So how can you spot it?
It is important to be introspective and ask yourself questions. According to helpguide.org, here are some of the common emotional, physical, and behavioral signs of burnout:
Feeling tired and drained most of the time.
Lowered immunity, frequent illness.
Withdrawing from responsibilities.
Isolating yourself from others.
Skipping work or coming in late and leaving early.
Sense of failure and self-doubt.
Feeling helpless, trapped, and defeated.
Loss of motivation.
Decreased satisfaction and sense of accomplishment.
Burnout can be caused by work-related or lifestyle issues. The effects of a year of coronavirus can play a factor in a possible cause of burnout. If this resonates with you, then you or a loved one you know might be experiencing burnout.
What steps can you take to help?
Change up your day-to-day routine.
Changing up your routine can stimulate your brain. The repetitiveness restricts our cognitive functioning. Monotony can influence the decline of cognitive functioning and decrease performance. Due to the current lockdown, it has been difficult to go out and change up routines, but that should not stop you. The changes you make can be small. Try changing up where you work, if you have a laptop try taking your work to another room or even outside. If you are often sitting at a desk, make a habit of getting up to stretch, maybe do some exercise, or even dance. Try rearranging your furniture, it might freshen up your living space.
Set work boundaries and try to recognize signs of overwork. If you are experiencing heavy symptoms of stress, if possible, take some time off. If you cannot, try to rephrase the way you view your job, a study from Professor Jane E. Dutton and associate professors Gelaye Debebe and Amy Wrzesniewski co-authored the paper, “Being Valued and Devalued at Work: A Social Valuing Perspective” where they investigated the power of job crafting and the effects it had on their subjects. Those that reshaped and changed their outlook on their work to make it more purpose-driven tended to enjoy their jobs.
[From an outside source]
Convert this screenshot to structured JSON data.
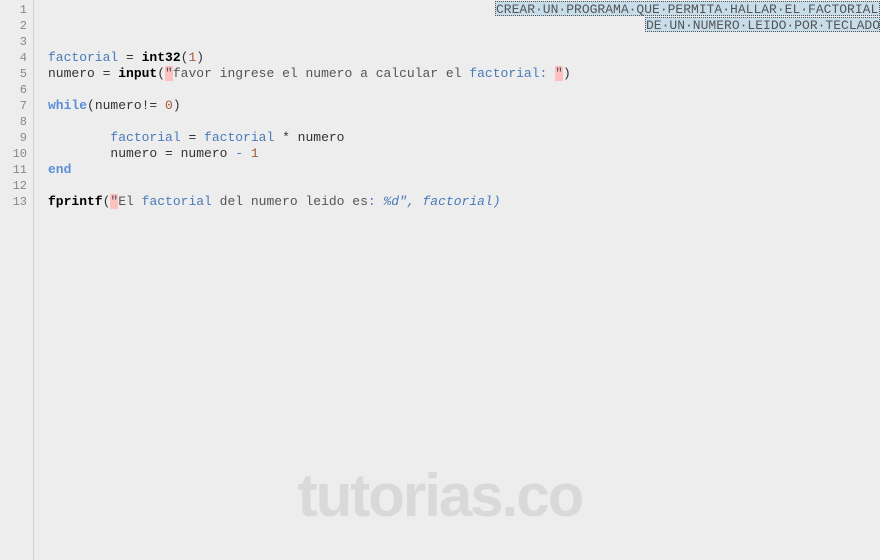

Check-in with yourself, a lot of people associate mindfulness with meditation but that is not always the case. You can be present and mindful doing all sorts of tasks. It can be reading a book, watching your favorite show, chatting with a close friend. If you are present in those moments and not occupied with day-to-day worries it can help combat burnout. Take the time (5-10 minutes) to reflect on the positives, you can set aside time to even write them down in a journal.
Turn to others.
Reach out to close friends and family, it can be hard when you are experiencing burnout, but community and communication are important. Socializing can have a positive effect to calm your nervous system and relieve stress. Although if you feel like you need extra aid, Mental health providers are here to help identify more complex negative behavior patterns and can help with a treatment plan. If you or a loved one feel like you cannot do it alone, please reach out. We are here to help.